Work to be completed:
I would like you to restate each record word for word.

Records supplied:
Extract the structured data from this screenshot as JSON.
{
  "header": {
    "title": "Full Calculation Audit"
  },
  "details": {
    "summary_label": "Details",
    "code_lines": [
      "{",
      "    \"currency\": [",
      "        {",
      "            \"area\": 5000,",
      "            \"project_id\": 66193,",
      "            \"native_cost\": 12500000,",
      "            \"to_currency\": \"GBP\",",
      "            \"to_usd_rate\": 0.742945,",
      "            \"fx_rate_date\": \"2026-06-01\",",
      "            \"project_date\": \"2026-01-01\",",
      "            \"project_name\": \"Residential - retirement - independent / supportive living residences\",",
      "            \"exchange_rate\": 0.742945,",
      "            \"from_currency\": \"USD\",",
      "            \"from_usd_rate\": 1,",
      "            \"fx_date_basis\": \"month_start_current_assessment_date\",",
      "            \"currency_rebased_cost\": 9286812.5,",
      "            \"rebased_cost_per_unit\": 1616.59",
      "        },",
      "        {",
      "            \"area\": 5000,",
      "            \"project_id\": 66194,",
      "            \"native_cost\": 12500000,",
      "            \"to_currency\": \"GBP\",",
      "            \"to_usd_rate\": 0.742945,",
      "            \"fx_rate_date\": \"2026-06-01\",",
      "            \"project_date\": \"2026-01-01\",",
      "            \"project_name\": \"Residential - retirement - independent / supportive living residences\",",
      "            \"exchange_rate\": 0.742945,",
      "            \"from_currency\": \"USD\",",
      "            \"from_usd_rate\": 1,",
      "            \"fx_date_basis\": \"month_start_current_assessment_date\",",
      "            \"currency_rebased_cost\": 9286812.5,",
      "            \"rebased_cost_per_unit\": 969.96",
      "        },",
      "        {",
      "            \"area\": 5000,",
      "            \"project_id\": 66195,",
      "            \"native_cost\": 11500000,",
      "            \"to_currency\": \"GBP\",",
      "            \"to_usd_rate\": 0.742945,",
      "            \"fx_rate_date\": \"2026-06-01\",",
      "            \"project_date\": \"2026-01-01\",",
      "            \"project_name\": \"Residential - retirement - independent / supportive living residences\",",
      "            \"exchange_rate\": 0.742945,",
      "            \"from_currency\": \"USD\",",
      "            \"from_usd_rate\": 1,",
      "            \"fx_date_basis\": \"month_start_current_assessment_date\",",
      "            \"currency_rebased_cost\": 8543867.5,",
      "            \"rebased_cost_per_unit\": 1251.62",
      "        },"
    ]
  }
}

Response to the exercise:
Extract the structured data from this screenshot as JSON.
{
  "header": {
    "title": "Full Calculation Audit"
  },
  "details": {
    "summary_label": "Details",
    "code_lines": [
      "{",
      "    \"currency\": [",
      "        {",
      "            \"area\": 5000,",
      "            \"project_id\": 66193,",
      "            \"native_cost\": 12500000,",
      "            \"to_currency\": \"GBP\",",
      "            \"to_usd_rate\": 0.742945,",
      "            \"fx_rate_date\": \"2026-06-01\",",
      "            \"project_date\": \"2026-01-01\",",
      "            \"project_name\": \"Residential - retirement - independent / supportive living residences\",",
      "            \"exchange_rate\": 0.742945,",
      "            \"from_currency\": \"USD\",",
      "            \"from_usd_rate\": 1,",
      "            \"fx_date_basis\": \"month_start_current_assessment_date\",",
      "            \"currency_rebased_cost\": 9286812.5,",
      "            \"rebased_cost_per_unit\": 1616.59",
      "        },",
      "        {",
      "            \"area\": 5000,",
      "            \"project_id\": 66194,",
      "            \"native_cost\": 12500000,",
      "            \"to_currency\": \"GBP\",",
      "            \"to_usd_rate\": 0.742945,",
      "            \"fx_rate_date\": \"2026-06-01\",",
      "            \"project_date\": \"2026-01-01\",",
      "            \"project_name\": \"Residential - retirement - independent / supportive living residences\",",
      "            \"exchange_rate\": 0.742945,",
      "            \"from_currency\": \"USD\",",
      "            \"from_usd_rate\": 1,",
      "            \"fx_date_basis\": \"month_start_current_assessment_date\",",
      "            \"currency_rebased_cost\": 9286812.5,",
      "            \"rebased_cost_per_unit\": 969.96",
      "        },",
      "        {",
      "            \"area\": 5000,",
      "            \"project_id\": 66195,",
      "            \"native_cost\": 11500000,",
      "            \"to_currency\": \"GBP\",",
      "            \"to_usd_rate\": 0.742945,",
      "            \"fx_rate_date\": \"2026-06-01\",",
      "            \"project_date\": \"2026-01-01\",",
      "            \"project_name\": \"Residential - retirement - independent / supportive living residences\",",
      "            \"exchange_rate\": 0.742945,",
      "            \"from_currency\": \"USD\",",
      "            \"from_usd_rate\": 1,",
      "            \"fx_date_basis\": \"month_start_current_assessment_date\",",
      "            \"currency_rebased_cost\": 8543867.5,",
      "            \"rebased_cost_per_unit\": 1251.62",
      "        },"
    ]
  }
}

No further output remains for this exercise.